### [DATA]
---------------
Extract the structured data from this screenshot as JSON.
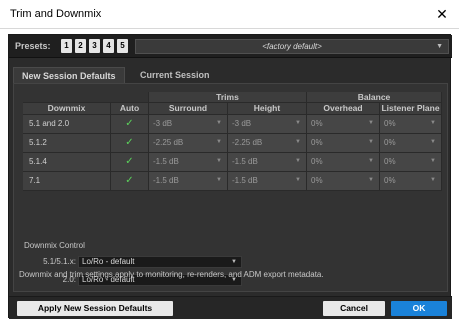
{
  "window": {
    "title": "Trim and Downmix",
    "close_glyph": "✕"
  },
  "presets": {
    "label": "Presets:",
    "buttons": [
      "1",
      "2",
      "3",
      "4",
      "5"
    ],
    "factory_value": "<factory default>",
    "dropdown_glyph": "▼"
  },
  "tabs": [
    "New Session Defaults",
    "Current Session"
  ],
  "table": {
    "group_headers": {
      "trims": "Trims",
      "balance": "Balance"
    },
    "columns": [
      "Downmix",
      "Auto",
      "Surround",
      "Height",
      "Overhead",
      "Listener Plane"
    ],
    "rows": [
      {
        "downmix": "5.1 and 2.0",
        "auto": "✓",
        "surround": "-3 dB",
        "height": "-3 dB",
        "overhead": "0%",
        "listener": "0%"
      },
      {
        "downmix": "5.1.2",
        "auto": "✓",
        "surround": "-2.25 dB",
        "height": "-2.25 dB",
        "overhead": "0%",
        "listener": "0%"
      },
      {
        "downmix": "5.1.4",
        "auto": "✓",
        "surround": "-1.5 dB",
        "height": "-1.5 dB",
        "overhead": "0%",
        "listener": "0%"
      },
      {
        "downmix": "7.1",
        "auto": "✓",
        "surround": "-1.5 dB",
        "height": "-1.5 dB",
        "overhead": "0%",
        "listener": "0%"
      }
    ],
    "dropdown_glyph": "▼"
  },
  "downmix_control": {
    "title": "Downmix Control",
    "rows": [
      {
        "label": "5.1/5.1.x:",
        "value": "Lo/Ro - default"
      },
      {
        "label": "2.0:",
        "value": "Lo/Ro - default"
      }
    ]
  },
  "note": "Downmix and trim settings apply to monitoring, re-renders, and ADM export metadata.",
  "footer": {
    "apply_label": "Apply New Session Defaults",
    "cancel_label": "Cancel",
    "ok_label": "OK"
  },
  "colors": {
    "ok_blue": "#1a82d9",
    "check_green": "#5bd25b",
    "panel": "#333333"
  }
}
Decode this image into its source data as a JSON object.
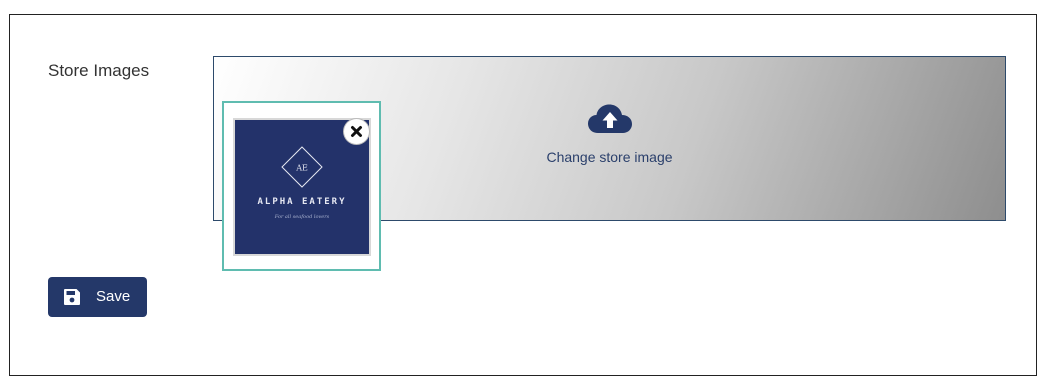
{
  "form": {
    "store_images_label": "Store Images",
    "upload": {
      "label": "Change store image",
      "icon": "cloud-upload-icon"
    },
    "image": {
      "logo_initials": "AE",
      "logo_name": "ALPHA EATERY",
      "logo_tagline": "For all seafood lovers",
      "remove_icon": "close-icon"
    },
    "save": {
      "label": "Save",
      "icon": "floppy-disk-icon"
    }
  },
  "colors": {
    "primary": "#243869",
    "thumb_border": "#5fbcb0",
    "icon": "#243869"
  }
}
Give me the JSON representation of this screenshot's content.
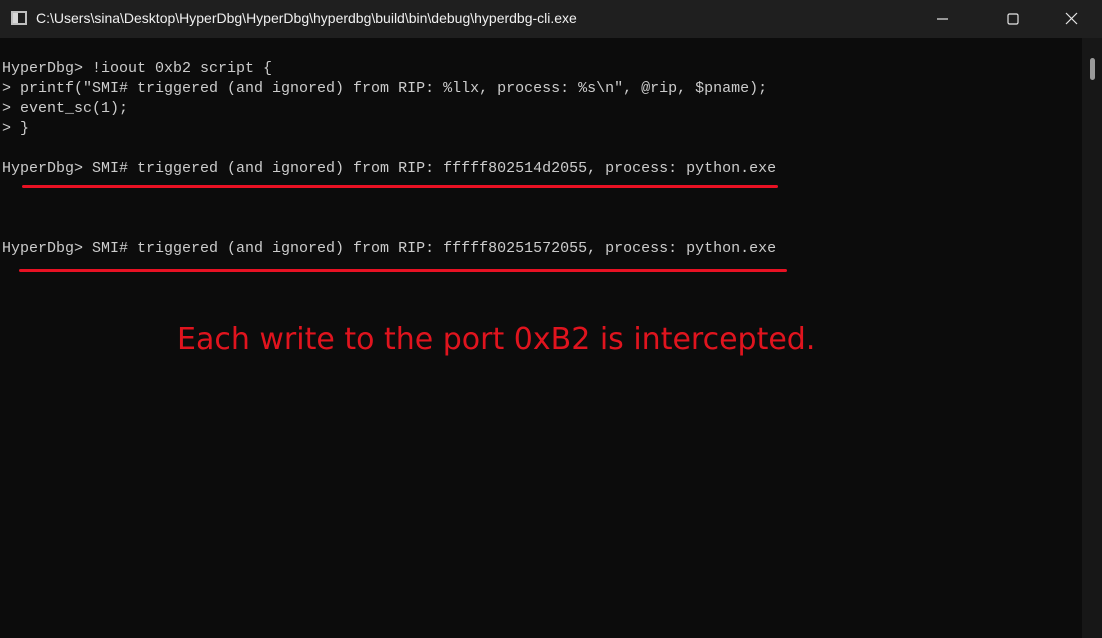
{
  "window": {
    "title": "C:\\Users\\sina\\Desktop\\HyperDbg\\HyperDbg\\hyperdbg\\build\\bin\\debug\\hyperdbg-cli.exe",
    "icons": {
      "app": "console-app-icon",
      "minimize": "minimize-icon",
      "maximize": "maximize-icon",
      "close": "close-icon"
    }
  },
  "console": {
    "lines": [
      "HyperDbg> !ioout 0xb2 script {",
      "> printf(\"SMI# triggered (and ignored) from RIP: %llx, process: %s\\n\", @rip, $pname);",
      "> event_sc(1);",
      "> }",
      "",
      "HyperDbg> SMI# triggered (and ignored) from RIP: fffff802514d2055, process: python.exe",
      "",
      "",
      "",
      "HyperDbg> SMI# triggered (and ignored) from RIP: fffff80251572055, process: python.exe"
    ],
    "text_color": "#cccccc",
    "background": "#0c0c0c"
  },
  "annotation": {
    "text": "Each write to the port 0xB2 is intercepted.",
    "color": "#e0141e"
  },
  "highlight_color": "#e81123"
}
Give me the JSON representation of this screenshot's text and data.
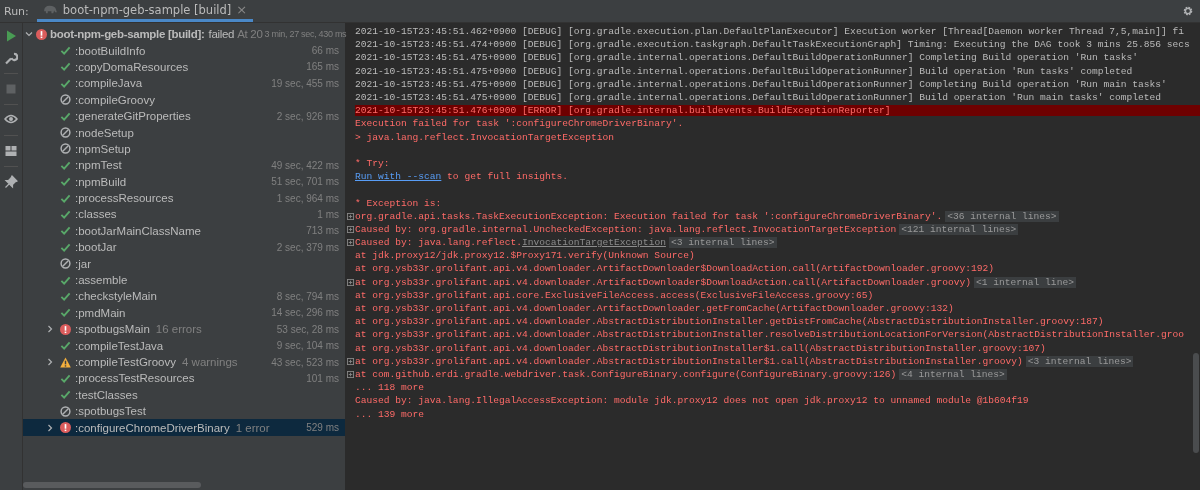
{
  "run_bar": {
    "label": "Run:",
    "tab": {
      "title": "boot-npm-geb-sample [build]",
      "close": "×",
      "selected": true
    }
  },
  "toolbar": [
    {
      "kind": "play"
    },
    {
      "kind": "wrench"
    },
    {
      "kind": "stop"
    },
    {
      "kind": "eye"
    },
    {
      "kind": "layout"
    },
    {
      "kind": "pin"
    }
  ],
  "tree": {
    "root": {
      "kind": "error",
      "name": "boot-npm-geb-sample [build]:",
      "state_text": "failed",
      "note": "At 20",
      "duration": "3 min, 27 sec, 430 ms",
      "expanded": true,
      "selected": false,
      "children": [
        {
          "kind": "success",
          "name": ":bootBuildInfo",
          "duration": "66 ms",
          "selected": false
        },
        {
          "kind": "success",
          "name": ":copyDomaResources",
          "duration": "165 ms",
          "selected": false
        },
        {
          "kind": "success",
          "name": ":compileJava",
          "duration": "19 sec, 455 ms",
          "selected": false
        },
        {
          "kind": "skipped",
          "name": ":compileGroovy",
          "selected": false
        },
        {
          "kind": "success",
          "name": ":generateGitProperties",
          "duration": "2 sec, 926 ms",
          "selected": false
        },
        {
          "kind": "skipped",
          "name": ":nodeSetup",
          "selected": false
        },
        {
          "kind": "skipped",
          "name": ":npmSetup",
          "selected": false
        },
        {
          "kind": "success",
          "name": ":npmTest",
          "duration": "49 sec, 422 ms",
          "selected": false
        },
        {
          "kind": "success",
          "name": ":npmBuild",
          "duration": "51 sec, 701 ms",
          "selected": false
        },
        {
          "kind": "success",
          "name": ":processResources",
          "duration": "1 sec, 964 ms",
          "selected": false
        },
        {
          "kind": "success",
          "name": ":classes",
          "duration": "1 ms",
          "selected": false
        },
        {
          "kind": "success",
          "name": ":bootJarMainClassName",
          "duration": "713 ms",
          "selected": false
        },
        {
          "kind": "success",
          "name": ":bootJar",
          "duration": "2 sec, 379 ms",
          "selected": false
        },
        {
          "kind": "skipped",
          "name": ":jar",
          "selected": false
        },
        {
          "kind": "success",
          "name": ":assemble",
          "selected": false
        },
        {
          "kind": "success",
          "name": ":checkstyleMain",
          "duration": "8 sec, 794 ms",
          "selected": false
        },
        {
          "kind": "success",
          "name": ":pmdMain",
          "duration": "14 sec, 296 ms",
          "selected": false
        },
        {
          "kind": "error",
          "name": ":spotbugsMain",
          "note": "16 errors",
          "duration": "53 sec, 28 ms",
          "expanded": false,
          "selected": false
        },
        {
          "kind": "success",
          "name": ":compileTestJava",
          "duration": "9 sec, 104 ms",
          "selected": false
        },
        {
          "kind": "warning",
          "name": ":compileTestGroovy",
          "note": "4 warnings",
          "duration": "43 sec, 523 ms",
          "expanded": false,
          "selected": false
        },
        {
          "kind": "success",
          "name": ":processTestResources",
          "duration": "101 ms",
          "selected": false
        },
        {
          "kind": "success",
          "name": ":testClasses",
          "selected": false
        },
        {
          "kind": "skipped",
          "name": ":spotbugsTest",
          "selected": false
        },
        {
          "kind": "error",
          "name": ":configureChromeDriverBinary",
          "note": "1 error",
          "duration": "529 ms",
          "expanded": false,
          "selected": true
        }
      ]
    }
  },
  "console": {
    "lines": [
      {
        "kind": "debug",
        "text": "2021-10-15T23:45:51.462+0900 [DEBUG] [org.gradle.execution.plan.DefaultPlanExecutor] Execution worker [Thread[Daemon worker Thread 7,5,main]] fi"
      },
      {
        "kind": "debug",
        "text": "2021-10-15T23:45:51.474+0900 [DEBUG] [org.gradle.execution.taskgraph.DefaultTaskExecutionGraph] Timing: Executing the DAG took 3 mins 25.856 secs"
      },
      {
        "kind": "debug",
        "text": "2021-10-15T23:45:51.475+0900 [DEBUG] [org.gradle.internal.operations.DefaultBuildOperationRunner] Completing Build operation 'Run tasks'"
      },
      {
        "kind": "debug",
        "text": "2021-10-15T23:45:51.475+0900 [DEBUG] [org.gradle.internal.operations.DefaultBuildOperationRunner] Build operation 'Run tasks' completed"
      },
      {
        "kind": "debug",
        "text": "2021-10-15T23:45:51.475+0900 [DEBUG] [org.gradle.internal.operations.DefaultBuildOperationRunner] Completing Build operation 'Run main tasks'"
      },
      {
        "kind": "debug",
        "text": "2021-10-15T23:45:51.475+0900 [DEBUG] [org.gradle.internal.operations.DefaultBuildOperationRunner] Build operation 'Run main tasks' completed"
      },
      {
        "kind": "error_header",
        "text": "2021-10-15T23:45:51.476+0900 [ERROR] [org.gradle.internal.buildevents.BuildExceptionReporter]"
      },
      {
        "kind": "error",
        "text": "Execution failed for task ':configureChromeDriverBinary'."
      },
      {
        "kind": "error",
        "text": "> java.lang.reflect.InvocationTargetException"
      },
      {
        "kind": "blank"
      },
      {
        "kind": "error",
        "text": "* Try:"
      },
      {
        "kind": "error",
        "link": {
          "kind": "hyperlink",
          "text": "Run with --scan"
        },
        "text_after": " to get full insights."
      },
      {
        "kind": "blank"
      },
      {
        "kind": "error",
        "text": "* Exception is:"
      },
      {
        "kind": "error",
        "collapsed": true,
        "text": "org.gradle.api.tasks.TaskExecutionException: Execution failed for task ':configureChromeDriverBinary'.",
        "internal": "<36 internal lines>"
      },
      {
        "kind": "error",
        "collapsed": true,
        "text": "Caused by: org.gradle.internal.UncheckedException: java.lang.reflect.InvocationTargetException",
        "internal": "<121 internal lines>"
      },
      {
        "kind": "error",
        "collapsed": true,
        "text": "Caused by: java.lang.reflect.",
        "link": {
          "kind": "class",
          "text": "InvocationTargetException"
        },
        "internal": "<3 internal lines>"
      },
      {
        "kind": "error",
        "text": "at jdk.proxy12/jdk.proxy12.$Proxy171.verify(Unknown Source)"
      },
      {
        "kind": "error",
        "text": "at org.ysb33r.grolifant.api.v4.downloader.ArtifactDownloader$DownloadAction.call(ArtifactDownloader.groovy:192)"
      },
      {
        "kind": "error",
        "collapsed": true,
        "text": "at org.ysb33r.grolifant.api.v4.downloader.ArtifactDownloader$DownloadAction.call(ArtifactDownloader.groovy)",
        "internal": "<1 internal line>"
      },
      {
        "kind": "error",
        "text": "at org.ysb33r.grolifant.api.core.ExclusiveFileAccess.access(ExclusiveFileAccess.groovy:65)"
      },
      {
        "kind": "error",
        "text": "at org.ysb33r.grolifant.api.v4.downloader.ArtifactDownloader.getFromCache(ArtifactDownloader.groovy:132)"
      },
      {
        "kind": "error",
        "text": "at org.ysb33r.grolifant.api.v4.downloader.AbstractDistributionInstaller.getDistFromCache(AbstractDistributionInstaller.groovy:187)"
      },
      {
        "kind": "error",
        "text": "at org.ysb33r.grolifant.api.v4.downloader.AbstractDistributionInstaller.resolveDistributionLocationForVersion(AbstractDistributionInstaller.groo"
      },
      {
        "kind": "error",
        "text": "at org.ysb33r.grolifant.api.v4.downloader.AbstractDistributionInstaller$1.call(AbstractDistributionInstaller.groovy:107)"
      },
      {
        "kind": "error",
        "collapsed": true,
        "text": "at org.ysb33r.grolifant.api.v4.downloader.AbstractDistributionInstaller$1.call(AbstractDistributionInstaller.groovy)",
        "internal": "<3 internal lines>"
      },
      {
        "kind": "error",
        "collapsed": true,
        "text": "at com.github.erdi.gradle.webdriver.task.ConfigureBinary.configure(ConfigureBinary.groovy:126)",
        "internal": "<4 internal lines>"
      },
      {
        "kind": "error",
        "text": "... 118 more"
      },
      {
        "kind": "error",
        "text": "Caused by: java.lang.IllegalAccessException: module jdk.proxy12 does not open jdk.proxy12 to unnamed module @1b604f19"
      },
      {
        "kind": "error",
        "text": "... 139 more"
      }
    ]
  }
}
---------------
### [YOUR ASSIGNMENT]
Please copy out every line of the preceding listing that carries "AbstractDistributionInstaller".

### [SOLUTION FOR THIS PROBLEM]
        "text": "at org.ysb33r.grolifant.api.v4.downloader.AbstractDistributionInstaller.getDistFromCache(AbstractDistributionInstaller.groovy:187)"
        "text": "at org.ysb33r.grolifant.api.v4.downloader.AbstractDistributionInstaller.resolveDistributionLocationForVersion(AbstractDistributionInstaller.groo"
        "text": "at org.ysb33r.grolifant.api.v4.downloader.AbstractDistributionInstaller$1.call(AbstractDistributionInstaller.groovy:107)"
        "text": "at org.ysb33r.grolifant.api.v4.downloader.AbstractDistributionInstaller$1.call(AbstractDistributionInstaller.groovy)",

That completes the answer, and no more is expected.